Whenever the string "Analysis" turns up in a line below, that line should be copied.

====== Records for this exercise ======

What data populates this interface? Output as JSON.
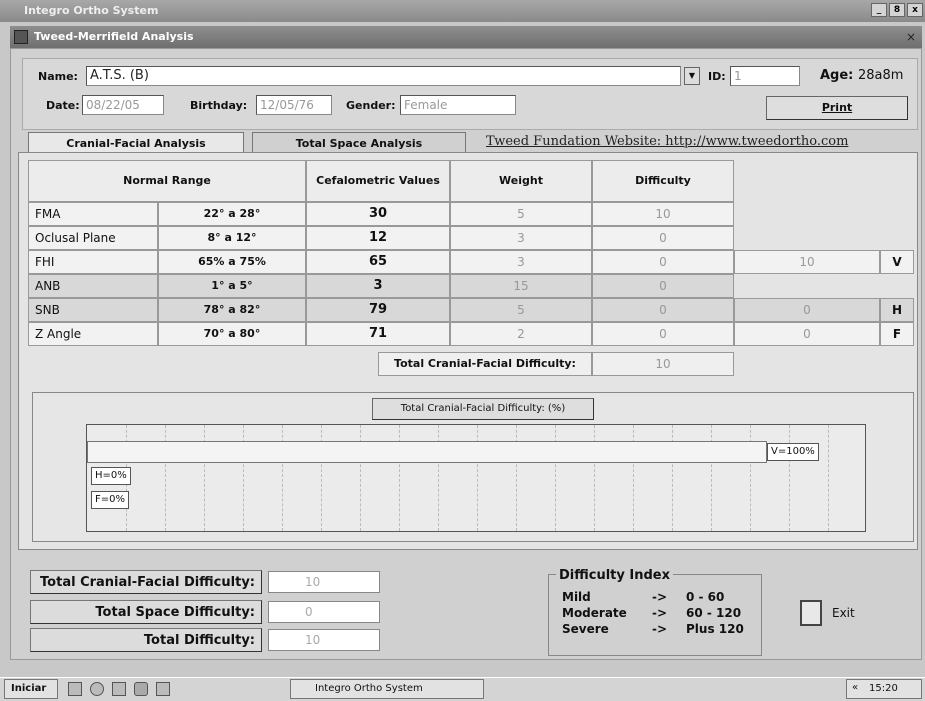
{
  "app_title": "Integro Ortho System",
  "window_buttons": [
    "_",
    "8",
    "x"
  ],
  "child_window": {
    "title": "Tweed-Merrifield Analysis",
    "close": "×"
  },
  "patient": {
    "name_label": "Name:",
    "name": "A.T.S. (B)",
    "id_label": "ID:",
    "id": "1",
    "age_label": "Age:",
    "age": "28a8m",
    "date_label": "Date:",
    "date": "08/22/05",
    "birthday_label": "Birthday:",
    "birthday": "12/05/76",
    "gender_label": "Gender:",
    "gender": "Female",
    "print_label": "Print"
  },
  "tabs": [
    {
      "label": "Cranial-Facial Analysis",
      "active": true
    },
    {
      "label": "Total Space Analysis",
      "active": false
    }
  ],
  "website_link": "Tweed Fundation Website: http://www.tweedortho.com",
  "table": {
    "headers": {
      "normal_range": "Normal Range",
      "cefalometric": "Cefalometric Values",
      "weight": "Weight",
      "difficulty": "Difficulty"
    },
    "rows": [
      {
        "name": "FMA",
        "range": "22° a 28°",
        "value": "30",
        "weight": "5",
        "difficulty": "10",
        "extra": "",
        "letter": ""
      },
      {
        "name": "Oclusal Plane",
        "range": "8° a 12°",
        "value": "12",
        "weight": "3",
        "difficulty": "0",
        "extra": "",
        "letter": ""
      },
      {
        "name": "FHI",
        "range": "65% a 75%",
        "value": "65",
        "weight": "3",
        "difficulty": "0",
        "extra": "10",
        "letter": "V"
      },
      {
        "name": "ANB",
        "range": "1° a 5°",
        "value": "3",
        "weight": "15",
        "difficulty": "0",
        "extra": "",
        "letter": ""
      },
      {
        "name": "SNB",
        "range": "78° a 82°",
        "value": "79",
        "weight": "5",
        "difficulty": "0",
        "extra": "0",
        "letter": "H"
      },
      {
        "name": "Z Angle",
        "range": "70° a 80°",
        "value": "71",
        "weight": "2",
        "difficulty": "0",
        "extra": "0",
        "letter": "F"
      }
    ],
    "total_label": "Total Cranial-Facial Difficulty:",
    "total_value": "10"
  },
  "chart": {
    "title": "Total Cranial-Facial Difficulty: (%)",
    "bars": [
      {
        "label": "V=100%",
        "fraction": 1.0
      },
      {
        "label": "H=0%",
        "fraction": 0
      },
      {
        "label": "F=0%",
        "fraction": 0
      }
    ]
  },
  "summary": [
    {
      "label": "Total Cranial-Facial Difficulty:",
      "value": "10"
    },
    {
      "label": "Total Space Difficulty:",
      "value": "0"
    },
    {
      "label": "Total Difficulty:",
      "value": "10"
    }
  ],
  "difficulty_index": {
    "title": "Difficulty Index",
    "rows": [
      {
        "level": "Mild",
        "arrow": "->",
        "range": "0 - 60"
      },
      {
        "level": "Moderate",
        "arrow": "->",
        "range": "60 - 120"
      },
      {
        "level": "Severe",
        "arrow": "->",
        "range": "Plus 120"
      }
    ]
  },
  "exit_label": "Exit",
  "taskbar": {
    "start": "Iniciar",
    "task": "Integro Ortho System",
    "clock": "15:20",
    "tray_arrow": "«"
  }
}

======
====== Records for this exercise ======

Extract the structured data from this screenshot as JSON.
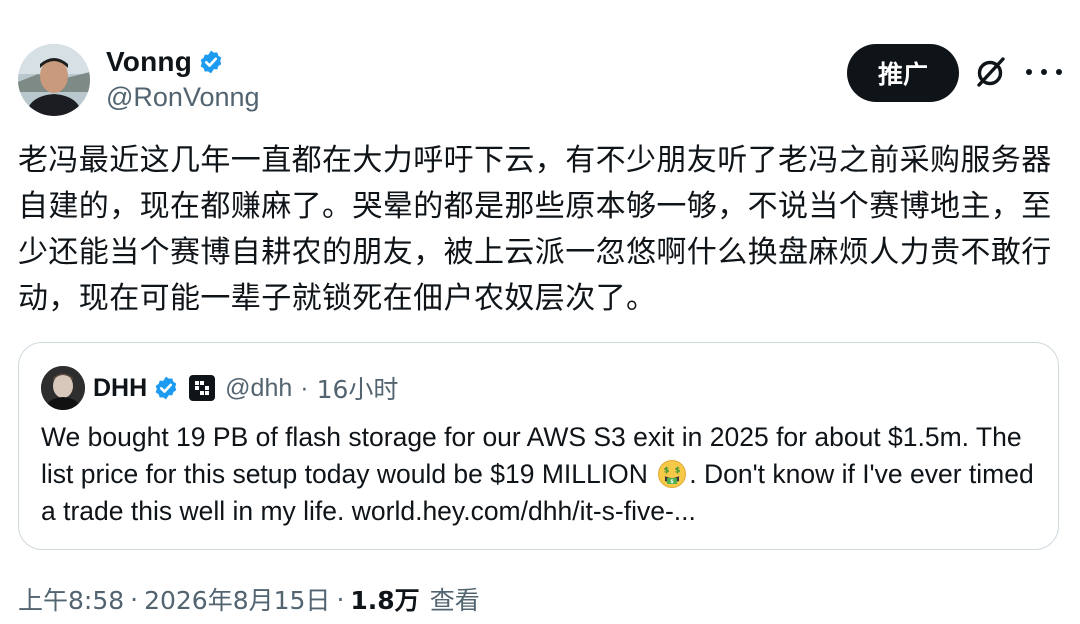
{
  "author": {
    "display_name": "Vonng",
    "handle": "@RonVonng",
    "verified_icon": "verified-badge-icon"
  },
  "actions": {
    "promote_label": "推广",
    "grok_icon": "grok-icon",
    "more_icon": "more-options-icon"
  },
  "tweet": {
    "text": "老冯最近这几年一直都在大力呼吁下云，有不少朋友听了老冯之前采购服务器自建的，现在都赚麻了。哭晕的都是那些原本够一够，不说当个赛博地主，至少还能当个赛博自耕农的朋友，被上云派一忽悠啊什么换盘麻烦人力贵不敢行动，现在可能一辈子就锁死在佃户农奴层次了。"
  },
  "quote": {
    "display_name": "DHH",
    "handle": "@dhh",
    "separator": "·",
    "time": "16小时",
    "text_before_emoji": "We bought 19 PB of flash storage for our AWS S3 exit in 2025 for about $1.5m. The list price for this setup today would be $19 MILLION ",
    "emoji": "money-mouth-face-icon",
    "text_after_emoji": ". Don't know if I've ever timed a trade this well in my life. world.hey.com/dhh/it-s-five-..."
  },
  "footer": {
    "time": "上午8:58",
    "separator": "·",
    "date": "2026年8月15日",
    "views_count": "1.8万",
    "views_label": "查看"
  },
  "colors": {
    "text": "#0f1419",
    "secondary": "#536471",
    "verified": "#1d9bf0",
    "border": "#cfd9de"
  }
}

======

_Exercise answer_:
    "title": "Tweed-Merrifield Analysis",
      "label": "Cranial-Facial Analysis",
      "label": "Total Space Analysis",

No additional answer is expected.